I spoke to an Iraqi Army major yesterday about the election. He observed that in our election, he knew Obama had won when Obama won Florida. We marveled at how American elections so often come down to Ohio and Florida. He said he is glad Iraq has their system, even if it is confusing. He is a fan of Maliki. Most of the members of the Iraqi Security Forces seem to be fans of the Prime Minister (at least when asked). The general consensus seems to be that Maliki, Allawi and the Islamic Party (Sunni) will do well. The hope is that this might form a moderate center that can bring Sunnis and Shi’a together against the extremes on both the Sunni and Shi’a sides. Of course, only time will tell.
Imad Allawi offers a secular Shi’a alternative and is viewed as a uniter.

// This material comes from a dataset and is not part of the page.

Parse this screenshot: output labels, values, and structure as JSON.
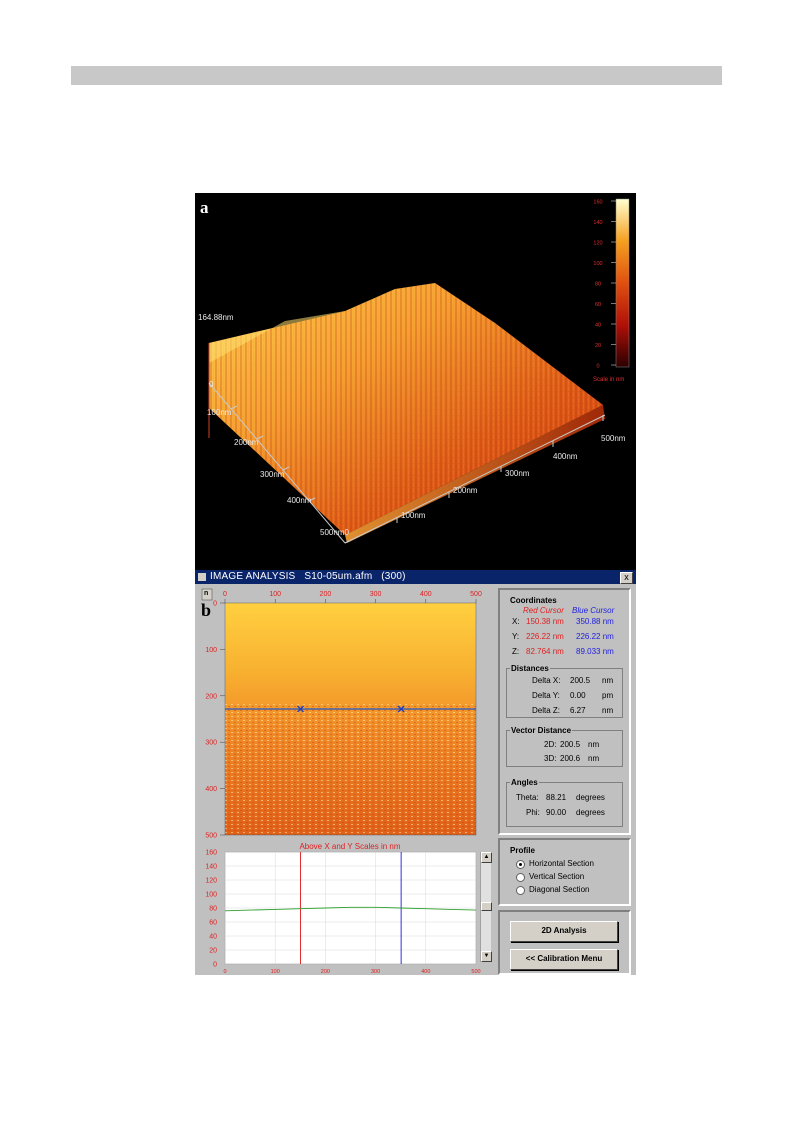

Prime Minister Maliki is a Shi’a nationalist who is seen as standing for a strong Iraq. The Iraqi Islamic Party is the strongest Sunni party (because they didn’t boycott the last election). It was interesting watching Iraqi television coverage of the election (couldn’t understand a word) and see how much it resembled our own. They had a panel of experts (one even had a soul patch, Iraqi MTV?) and multiple screens showing voting in many areas of Iraq. They of course had cameras to catch Prime Minister Maliki cast his ballot.
In Iraq they check ID to ensure you can vote (I think Wisconsin could learn an important lesson here – Voter ID) and afterwards you dip your finger in ink to show that you voted (again, the US could learn a lesson here). The Iraqis weren’t as ecstatic as last time waving their fingers around, but when asked, they showed the fingers.
Iraqis in general are first and foremost Nationalists. They believe in Iraq, though they would disagree on who should run things. They do not like parties that are perceived as too Iranian, that would be the definition of the BADR and ISCI. ISCI (Islamic Supreme Council in Iraq) formerly known as SCIRI (Supreme Council for the Islamic Revolution in Iraq) is seen as very close to Iran. The ISCI members were given asylum by Iran during the dark days of Saddam Hussein and many of their leadership came back to Iraq after the fall of Saddam. They represent part of the ruling coalition with Maliki, though there are signs they are falling out. Election politics, Iraqi style, are much more interesting, and potentially, more explosive than ours (ah, to be a young Democracy again! – side note, I recommend HBO’s John Adams).
All in all, I had a good election and saw portions of the entire AO (area of operations) as we checked on the security of the election process. It made for a long day, but it was great to be a small part of history. From working in a Joint Coordination Center (JCC) in a city in our AO, to a Joint Combat Outpost in another city, to a district police station to a polling center in the barren north, I saw quite a bit.